Using an animal model, Markle et al. were able to show evidence of the following findings:
• sex specific microbial communities,
• sex specific responses to the same microbial communities,
• the impact of sexual maturation and changing hormones on microbial communities and
• the ability of gut microbes to positively influence hormonal and immune pathways.
The study highlighted the need for further investigations in to the role of sex and the different male and female sex hormones on the composition of our microbiome. With more research it is hoped that scientists will be able to shed some light on conditions such as ME/CFS which have a clear ‘sex bias’, with a 2:1 female:male prevalence ratio.
This condition has several over-lapping features, including dysfunction of the immune system, central nervous system and inflammatory pathways. Intestinal dysbiosis and increased intestinal permeability also often feature in a patient’s profile, so it is possible that studies in to the ‘microgenderome’ could bring us closer to understanding this confusing, multi-factorial condition.

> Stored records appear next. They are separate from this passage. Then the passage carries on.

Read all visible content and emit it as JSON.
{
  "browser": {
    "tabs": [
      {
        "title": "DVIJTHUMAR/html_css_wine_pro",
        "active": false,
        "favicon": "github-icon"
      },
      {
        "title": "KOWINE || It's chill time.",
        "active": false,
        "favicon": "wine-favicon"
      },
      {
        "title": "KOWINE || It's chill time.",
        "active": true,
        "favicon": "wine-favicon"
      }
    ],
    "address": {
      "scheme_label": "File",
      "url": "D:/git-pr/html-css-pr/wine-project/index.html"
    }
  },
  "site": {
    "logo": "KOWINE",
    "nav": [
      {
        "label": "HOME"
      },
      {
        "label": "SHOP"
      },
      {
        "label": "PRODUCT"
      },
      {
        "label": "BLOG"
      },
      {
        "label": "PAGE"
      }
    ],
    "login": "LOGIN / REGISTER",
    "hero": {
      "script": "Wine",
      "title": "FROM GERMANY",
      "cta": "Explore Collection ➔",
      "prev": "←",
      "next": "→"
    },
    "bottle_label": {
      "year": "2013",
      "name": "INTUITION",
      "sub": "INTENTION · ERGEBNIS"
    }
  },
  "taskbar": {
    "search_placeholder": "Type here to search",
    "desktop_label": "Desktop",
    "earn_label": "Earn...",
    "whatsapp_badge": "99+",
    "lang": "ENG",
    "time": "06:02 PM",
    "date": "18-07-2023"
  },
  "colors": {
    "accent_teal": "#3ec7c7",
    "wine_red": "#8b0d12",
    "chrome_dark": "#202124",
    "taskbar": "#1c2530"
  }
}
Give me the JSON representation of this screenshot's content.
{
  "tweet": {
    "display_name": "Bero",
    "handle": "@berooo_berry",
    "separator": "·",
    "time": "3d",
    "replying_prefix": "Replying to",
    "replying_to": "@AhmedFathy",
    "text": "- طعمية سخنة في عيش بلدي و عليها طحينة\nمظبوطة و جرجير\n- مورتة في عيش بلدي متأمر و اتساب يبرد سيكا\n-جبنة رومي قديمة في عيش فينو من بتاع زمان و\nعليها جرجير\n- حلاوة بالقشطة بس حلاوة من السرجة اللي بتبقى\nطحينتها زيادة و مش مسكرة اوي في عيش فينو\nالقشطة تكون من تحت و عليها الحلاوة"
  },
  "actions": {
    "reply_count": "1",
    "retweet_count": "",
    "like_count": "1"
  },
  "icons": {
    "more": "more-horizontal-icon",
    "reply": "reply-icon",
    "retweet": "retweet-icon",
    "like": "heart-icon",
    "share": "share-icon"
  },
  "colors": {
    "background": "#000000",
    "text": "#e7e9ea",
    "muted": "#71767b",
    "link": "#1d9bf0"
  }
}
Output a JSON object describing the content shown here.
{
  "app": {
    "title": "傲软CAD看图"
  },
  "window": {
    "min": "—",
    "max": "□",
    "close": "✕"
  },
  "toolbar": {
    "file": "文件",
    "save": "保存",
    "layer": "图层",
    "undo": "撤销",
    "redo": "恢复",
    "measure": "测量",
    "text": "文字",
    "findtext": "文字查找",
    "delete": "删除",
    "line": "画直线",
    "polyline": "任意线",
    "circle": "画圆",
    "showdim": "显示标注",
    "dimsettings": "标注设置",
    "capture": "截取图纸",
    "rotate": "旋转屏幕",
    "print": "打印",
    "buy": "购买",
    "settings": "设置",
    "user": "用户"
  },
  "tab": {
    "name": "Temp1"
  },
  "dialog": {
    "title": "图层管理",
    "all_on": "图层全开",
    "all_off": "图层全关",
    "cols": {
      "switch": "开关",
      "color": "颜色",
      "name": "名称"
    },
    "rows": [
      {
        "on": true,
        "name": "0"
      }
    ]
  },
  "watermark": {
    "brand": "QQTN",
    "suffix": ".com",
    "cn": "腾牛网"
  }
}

Currently the precise mechanisms of sex interactions with the microbiome can only be hypothesised, however it is known that specific bacterial taxa (Firmicutes, Actinobacteria and Proteobacteria) metabolise and consequently modulate homeostasis of sex steroid hormones through the activation of certain enzyme pathways. Particular species within the genera Clostridium, Bacteroides and Eubacterium are known to produce enzymes which break down bile acids enabling humans and animals to absorb cholesterol which is the building block of all steroid hormones.
The relationship between our microflora and hormones appears to be bi-directional. In populations with intestinal dysbiosis, the consequence of changes to hormone levels may help explain symptom development and variability in ME/CFS. In reverse, hormonal imbalances may also perpetuate intestinal dysbiosis.
The study of the ‘microgenderome’ is still in its infancy, but its applications for the future look promising. To get closer to understanding why males are more likely to suffer with conditions such as Coronary Artery Disease and stroke, whereas women are 20-40%3 more likely to suffer a mental disorder and three times as likely4 to develop an autoimmune condition than men, would be a huge breakthrough in medical science.
I’m not personally convinced that the term ‘microgenderome’5 will catch on (and socially speaking the use of the word 'gender' in this term is actually incorrect, and should be replaced by 'sex', which relates solely to whether a person is biologically male or female), but I do hope that the science behind it does. If you’d like to read about another area of microbiology research with a slightly crazy-sounding name, read my earlier blog post on ‘Psychobiotics’ (the link between our gut bacteria and our emotions) here!